How to complete this task:
For the word "initials", state how many lines of the data include it. Respond with the number only.

Provided material Block Start

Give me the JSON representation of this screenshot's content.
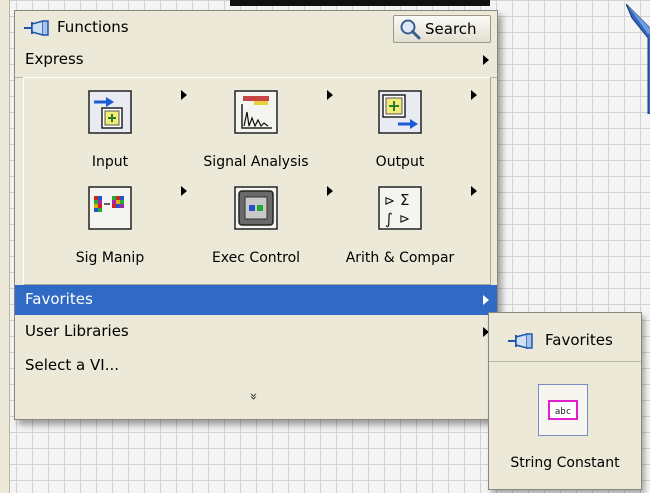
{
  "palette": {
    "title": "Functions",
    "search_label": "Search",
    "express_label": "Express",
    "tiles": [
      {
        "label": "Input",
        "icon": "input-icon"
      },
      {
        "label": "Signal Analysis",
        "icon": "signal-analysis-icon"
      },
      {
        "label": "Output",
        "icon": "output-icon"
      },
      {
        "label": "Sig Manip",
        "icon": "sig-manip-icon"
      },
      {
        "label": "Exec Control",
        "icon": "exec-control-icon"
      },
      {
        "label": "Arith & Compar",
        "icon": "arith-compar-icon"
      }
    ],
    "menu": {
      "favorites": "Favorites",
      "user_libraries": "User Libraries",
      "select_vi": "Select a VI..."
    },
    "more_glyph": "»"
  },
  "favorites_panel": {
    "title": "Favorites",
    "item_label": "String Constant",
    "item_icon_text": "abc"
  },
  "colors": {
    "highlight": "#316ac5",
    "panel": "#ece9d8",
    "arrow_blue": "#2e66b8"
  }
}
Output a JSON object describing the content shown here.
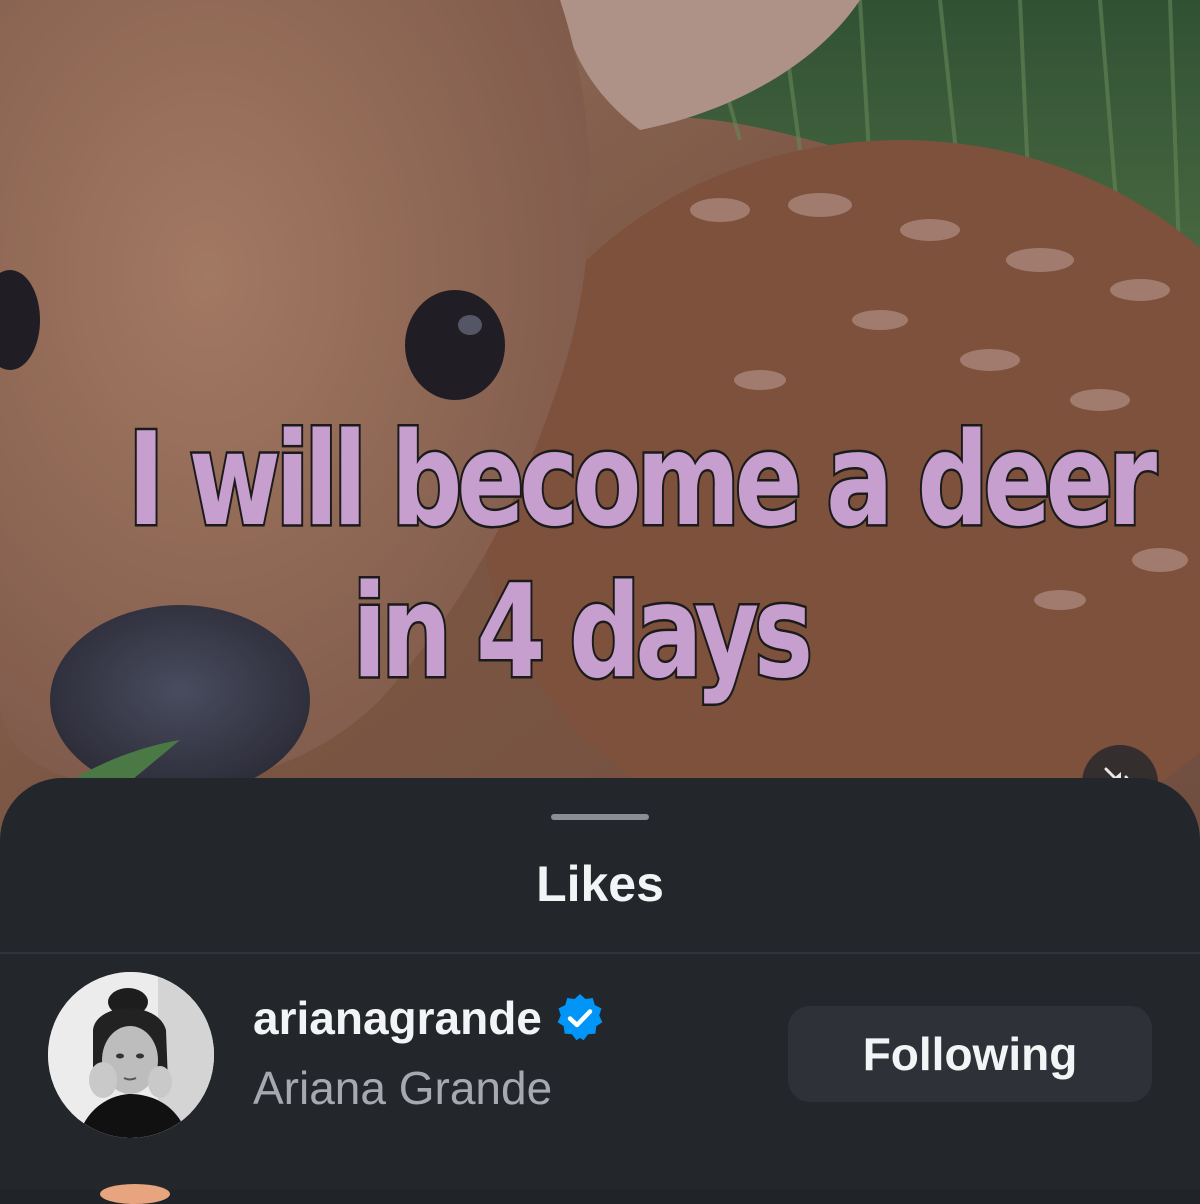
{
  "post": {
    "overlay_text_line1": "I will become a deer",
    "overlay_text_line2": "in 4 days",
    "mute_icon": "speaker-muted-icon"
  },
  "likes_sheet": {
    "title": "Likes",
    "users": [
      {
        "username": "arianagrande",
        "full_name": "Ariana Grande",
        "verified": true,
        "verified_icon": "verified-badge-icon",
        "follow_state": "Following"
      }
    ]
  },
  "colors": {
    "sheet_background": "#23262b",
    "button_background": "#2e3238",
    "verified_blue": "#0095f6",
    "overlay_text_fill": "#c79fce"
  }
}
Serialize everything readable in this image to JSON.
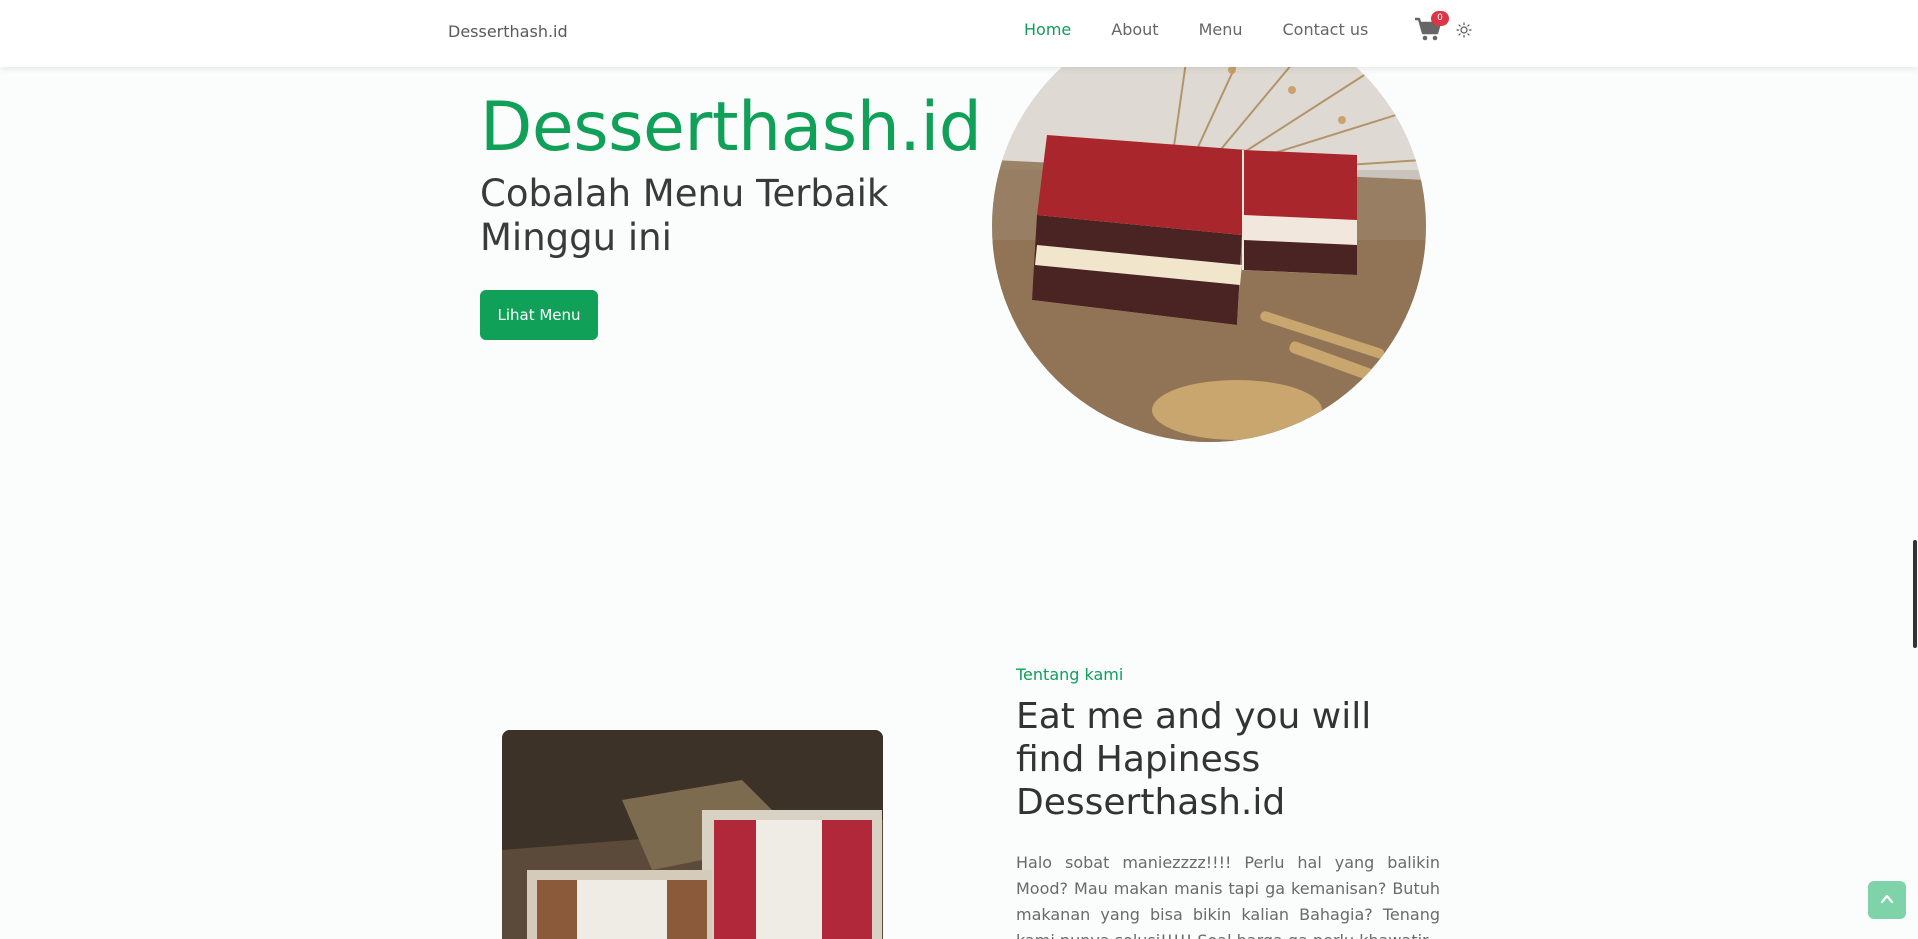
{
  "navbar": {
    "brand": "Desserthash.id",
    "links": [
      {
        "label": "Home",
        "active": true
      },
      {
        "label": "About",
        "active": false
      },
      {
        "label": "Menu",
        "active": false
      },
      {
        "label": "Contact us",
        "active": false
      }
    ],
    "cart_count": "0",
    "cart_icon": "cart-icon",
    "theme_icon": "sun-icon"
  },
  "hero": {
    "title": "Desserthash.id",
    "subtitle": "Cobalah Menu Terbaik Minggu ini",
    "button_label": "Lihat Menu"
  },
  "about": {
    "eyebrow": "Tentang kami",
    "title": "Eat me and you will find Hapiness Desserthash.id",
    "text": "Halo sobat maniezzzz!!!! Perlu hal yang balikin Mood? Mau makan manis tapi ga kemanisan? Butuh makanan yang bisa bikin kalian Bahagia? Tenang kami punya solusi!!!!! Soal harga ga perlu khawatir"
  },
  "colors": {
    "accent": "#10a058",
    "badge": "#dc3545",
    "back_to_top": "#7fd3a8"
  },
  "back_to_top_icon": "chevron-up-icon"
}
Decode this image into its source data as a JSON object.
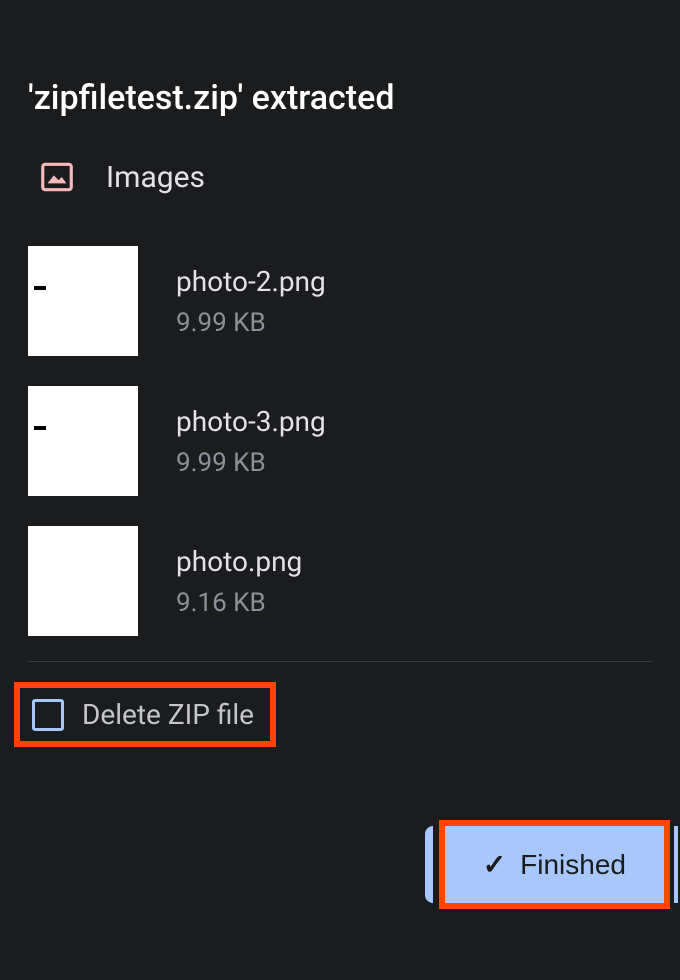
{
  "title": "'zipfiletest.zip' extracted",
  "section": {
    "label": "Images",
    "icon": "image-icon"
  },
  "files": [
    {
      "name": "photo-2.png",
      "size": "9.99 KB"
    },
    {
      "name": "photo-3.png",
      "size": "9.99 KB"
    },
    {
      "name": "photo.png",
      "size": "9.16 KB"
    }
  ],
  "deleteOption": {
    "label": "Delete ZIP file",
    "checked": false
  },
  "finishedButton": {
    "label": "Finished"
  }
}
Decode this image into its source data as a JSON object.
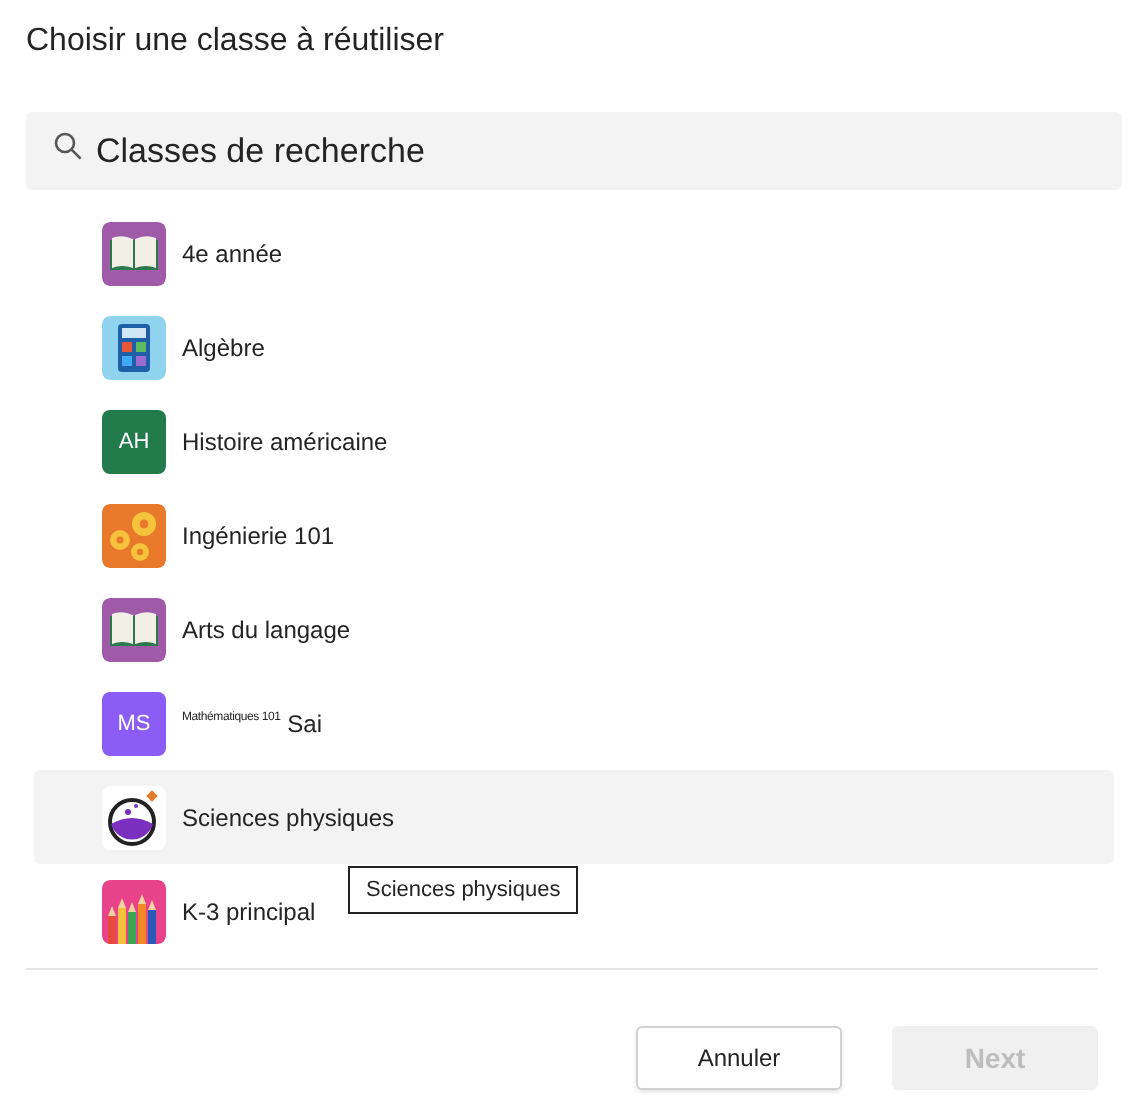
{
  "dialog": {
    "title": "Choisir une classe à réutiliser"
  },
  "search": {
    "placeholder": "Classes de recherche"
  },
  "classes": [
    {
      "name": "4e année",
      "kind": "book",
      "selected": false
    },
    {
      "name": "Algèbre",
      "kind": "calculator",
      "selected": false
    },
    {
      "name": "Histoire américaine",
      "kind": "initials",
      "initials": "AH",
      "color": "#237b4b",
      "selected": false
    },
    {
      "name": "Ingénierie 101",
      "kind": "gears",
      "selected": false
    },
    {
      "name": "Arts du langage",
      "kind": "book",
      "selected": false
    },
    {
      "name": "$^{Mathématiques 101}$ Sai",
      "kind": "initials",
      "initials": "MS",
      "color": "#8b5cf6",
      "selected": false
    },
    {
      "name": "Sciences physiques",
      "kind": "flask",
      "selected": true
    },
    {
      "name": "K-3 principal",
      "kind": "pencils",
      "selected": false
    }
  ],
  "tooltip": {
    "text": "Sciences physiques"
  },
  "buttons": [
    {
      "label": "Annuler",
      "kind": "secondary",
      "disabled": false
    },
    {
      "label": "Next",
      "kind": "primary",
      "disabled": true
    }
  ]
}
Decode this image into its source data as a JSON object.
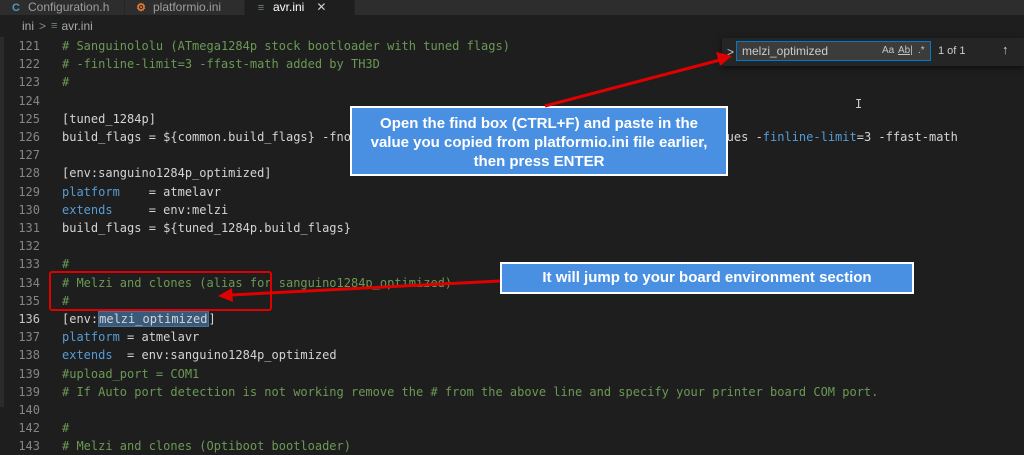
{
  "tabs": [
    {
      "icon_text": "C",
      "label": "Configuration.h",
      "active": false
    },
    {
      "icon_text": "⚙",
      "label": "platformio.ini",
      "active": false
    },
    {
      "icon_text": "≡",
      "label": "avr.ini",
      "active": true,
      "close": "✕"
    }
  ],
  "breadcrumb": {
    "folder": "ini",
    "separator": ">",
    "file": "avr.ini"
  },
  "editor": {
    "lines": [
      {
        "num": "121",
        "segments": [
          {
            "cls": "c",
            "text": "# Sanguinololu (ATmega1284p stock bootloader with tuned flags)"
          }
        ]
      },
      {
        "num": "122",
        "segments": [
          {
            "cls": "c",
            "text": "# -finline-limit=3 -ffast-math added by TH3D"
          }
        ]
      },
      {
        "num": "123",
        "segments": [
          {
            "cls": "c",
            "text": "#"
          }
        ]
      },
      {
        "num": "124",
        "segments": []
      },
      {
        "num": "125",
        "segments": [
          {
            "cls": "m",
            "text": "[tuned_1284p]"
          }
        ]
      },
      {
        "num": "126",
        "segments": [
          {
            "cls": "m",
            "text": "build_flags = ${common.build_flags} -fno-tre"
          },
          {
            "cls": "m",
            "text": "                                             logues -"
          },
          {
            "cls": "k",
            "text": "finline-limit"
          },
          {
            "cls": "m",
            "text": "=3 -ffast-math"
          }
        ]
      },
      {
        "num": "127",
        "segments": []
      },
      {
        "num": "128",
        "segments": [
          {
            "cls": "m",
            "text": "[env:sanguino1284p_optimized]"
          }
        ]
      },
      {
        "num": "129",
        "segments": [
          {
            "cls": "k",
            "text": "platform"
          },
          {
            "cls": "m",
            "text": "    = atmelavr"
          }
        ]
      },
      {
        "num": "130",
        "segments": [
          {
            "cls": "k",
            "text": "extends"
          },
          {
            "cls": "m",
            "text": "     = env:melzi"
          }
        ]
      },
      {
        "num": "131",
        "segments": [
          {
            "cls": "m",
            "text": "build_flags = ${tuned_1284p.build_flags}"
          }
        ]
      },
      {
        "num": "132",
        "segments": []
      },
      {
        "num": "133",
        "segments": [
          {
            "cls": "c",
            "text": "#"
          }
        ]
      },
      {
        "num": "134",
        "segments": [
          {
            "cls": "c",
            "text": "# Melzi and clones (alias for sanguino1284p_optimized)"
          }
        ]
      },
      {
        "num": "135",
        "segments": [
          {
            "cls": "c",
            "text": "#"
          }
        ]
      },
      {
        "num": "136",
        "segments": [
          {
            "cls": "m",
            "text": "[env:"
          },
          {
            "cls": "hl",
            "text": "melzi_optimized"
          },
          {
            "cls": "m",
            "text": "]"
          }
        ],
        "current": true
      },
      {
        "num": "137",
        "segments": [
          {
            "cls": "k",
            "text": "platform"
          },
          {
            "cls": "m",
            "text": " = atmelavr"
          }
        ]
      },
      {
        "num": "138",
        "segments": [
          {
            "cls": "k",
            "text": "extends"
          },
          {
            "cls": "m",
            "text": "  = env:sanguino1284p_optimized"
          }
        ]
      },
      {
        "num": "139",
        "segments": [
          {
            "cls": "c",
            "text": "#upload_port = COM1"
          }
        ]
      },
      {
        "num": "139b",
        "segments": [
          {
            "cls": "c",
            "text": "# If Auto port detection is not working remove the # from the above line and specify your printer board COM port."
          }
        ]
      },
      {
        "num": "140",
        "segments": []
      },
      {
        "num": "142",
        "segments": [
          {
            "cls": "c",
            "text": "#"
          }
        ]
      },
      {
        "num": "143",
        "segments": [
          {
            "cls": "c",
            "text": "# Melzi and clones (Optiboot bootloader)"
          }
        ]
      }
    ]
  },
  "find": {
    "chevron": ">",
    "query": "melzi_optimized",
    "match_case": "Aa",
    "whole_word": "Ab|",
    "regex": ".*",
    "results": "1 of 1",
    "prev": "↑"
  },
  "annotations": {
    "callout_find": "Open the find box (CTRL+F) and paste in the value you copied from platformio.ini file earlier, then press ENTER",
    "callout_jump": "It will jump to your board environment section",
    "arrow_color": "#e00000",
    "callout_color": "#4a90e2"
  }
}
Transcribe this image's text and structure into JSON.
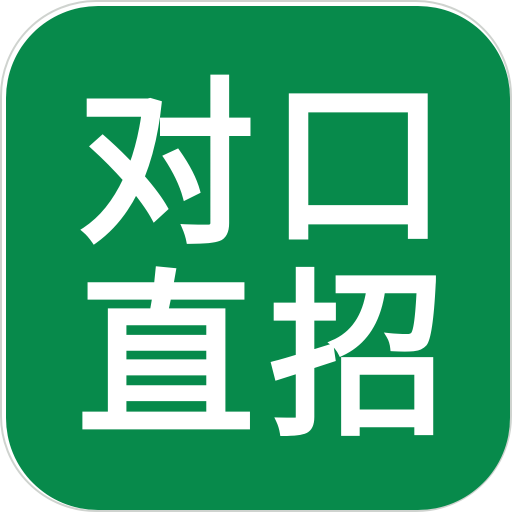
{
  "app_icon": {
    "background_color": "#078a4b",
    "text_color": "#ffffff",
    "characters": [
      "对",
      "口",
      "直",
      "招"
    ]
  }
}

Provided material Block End

Task result:
4